Our company has spent in excess of $500,000 in legal fees to protect our company and employees safety from the effects of the leachate disposal.  We continue to spend money as the lawsuits continue with the Mecklenburg and Brunswick County Industrial Development Authorities, Edmunds Trucking Company, and the Southside Regional Public Service Authority.

In the area, which has historically consisted of various small, businesses, many have closed.  In 2011, a company moved in the park across the street to great fanfare, with the Secretary of Commerce coming in for a special ribbon cutting ceremony.  After receiving many state and local incentives, including a free building, the company closed their doors after eight months.  During this time, our company continued to operate, hire new workers, and develop as planned.  However, for 3 cents a gallon profit from the leachate dumping, the Town of South Hill was willing and almost enthusiastic to allow our employees to become ill and potentially harm the welfare of our company.  If our company didn’t have the resources to fight the Town, one could only imagine the number of trucks dumping in the sewer, creating only illness and problems for our company.

Our next battle continues with the County Tax Commissioner, who raised our machinery and tool tax 6 times higher than the previous year. Once again, due to the local officials’ unreasonable behavior, we must go through the legal process to defend our company.

Instead of trying to support and assist a thriving company bringing a beautiful, multi-million dollar plant and many good paying jobs to the region, the local officials have done everything to make us seem like an enemy to the local area.  They have done everything they could to protect one another in launching this leachate money-making scheme, but nothing to protect the well-being of our employees or our company, despite being fully aware that the dumping was causing harm.  Even now, we are still fighting with the remaining defendants with no end in sight for the foreseeable future.  Clearly, they do not value company’s presence in their county, region, and state.

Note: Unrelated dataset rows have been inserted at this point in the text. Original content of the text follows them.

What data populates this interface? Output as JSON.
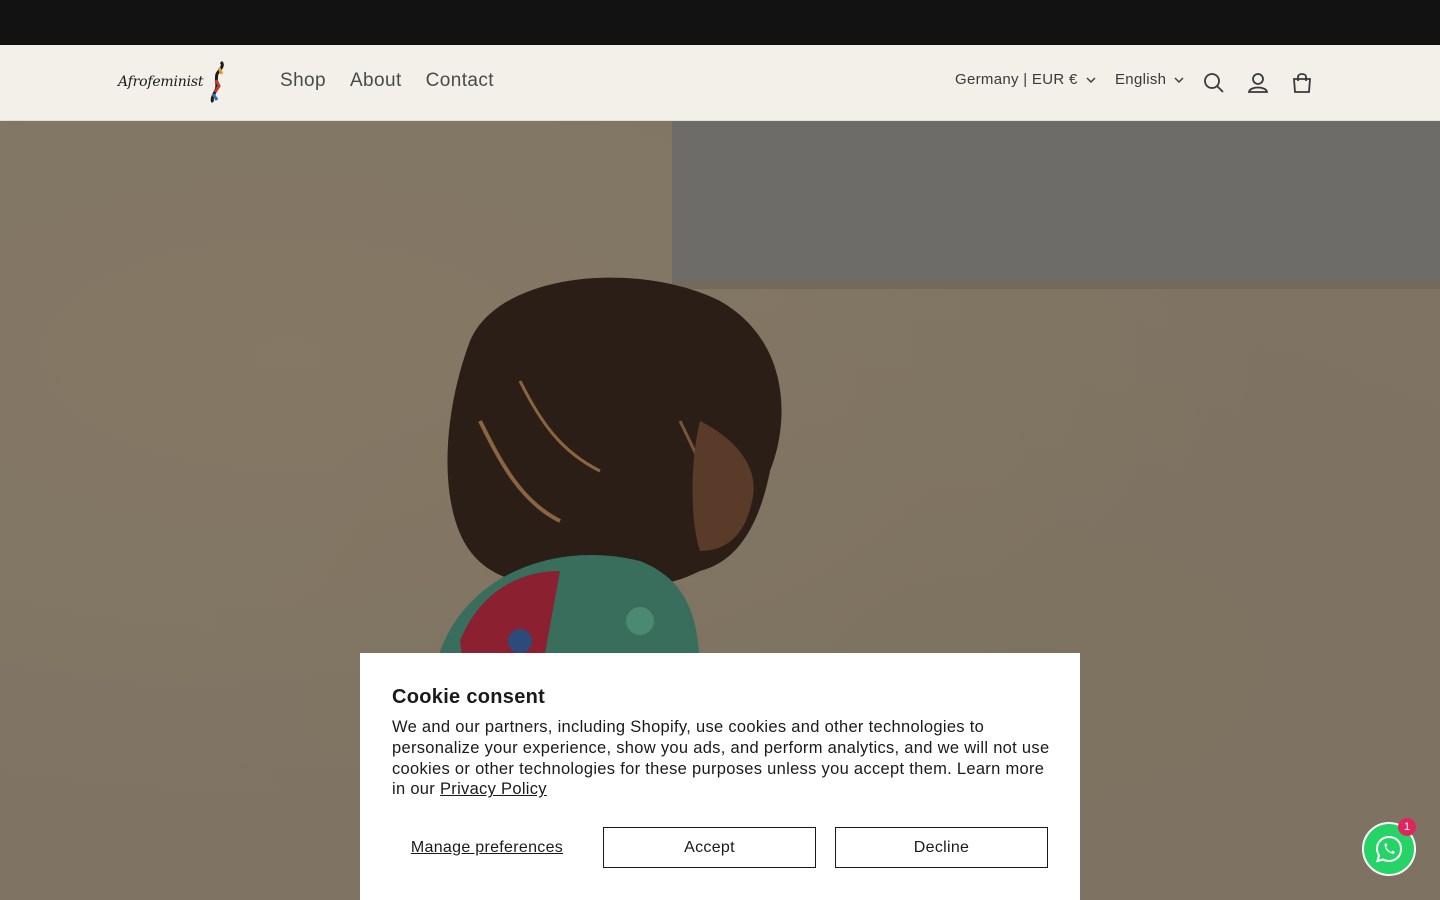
{
  "header": {
    "logo_text": "Afrofeminist",
    "nav": [
      {
        "label": "Shop"
      },
      {
        "label": "About"
      },
      {
        "label": "Contact"
      }
    ],
    "country_selector": "Germany | EUR €",
    "language_selector": "English",
    "icons": [
      "search-icon",
      "account-icon",
      "cart-icon"
    ]
  },
  "consent": {
    "title": "Cookie consent",
    "body": "We and our partners, including Shopify, use cookies and other technologies to personalize your experience, show you ads, and perform analytics, and we will not use cookies or other technologies for these purposes unless you accept them. Learn more in our ",
    "privacy_link": "Privacy Policy",
    "manage_label": "Manage preferences",
    "accept_label": "Accept",
    "decline_label": "Decline"
  },
  "whatsapp": {
    "badge_count": "1"
  },
  "colors": {
    "announcement_bar": "#121212",
    "header_bg": "#f3efe9",
    "whatsapp_green": "#25d366",
    "badge_red": "#e0245e"
  }
}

Most municipalities would do anything to have a company like ours in their jurisdiction, and work hard to recruit and maintain good businesses in their area.  Just over the state border in North Carolina, the cities and towns are teeming with commercial development. In the end, companies have many options on locations from which to conduct their operations.  Stories like ours should serve as a warning for businesses thinking of doing business in the area.

The local officials did everything humanly possible to convince us to move down to Southside Virginia.  Once we did move down there, with their behavior so far we have realized that they did not try to bring a manufacturing company down there for the purpose of the well-being of the area or the local people.   It was purely for their own personal agenda.  When their personal agenda did not materialize, they went as far as they could to use the tax payer money to fight the company.

If the local officials think by a company building a big building they can do anything they like and the company is stuck, they are mistaken.  Just as companies move in, they can just as easily move out.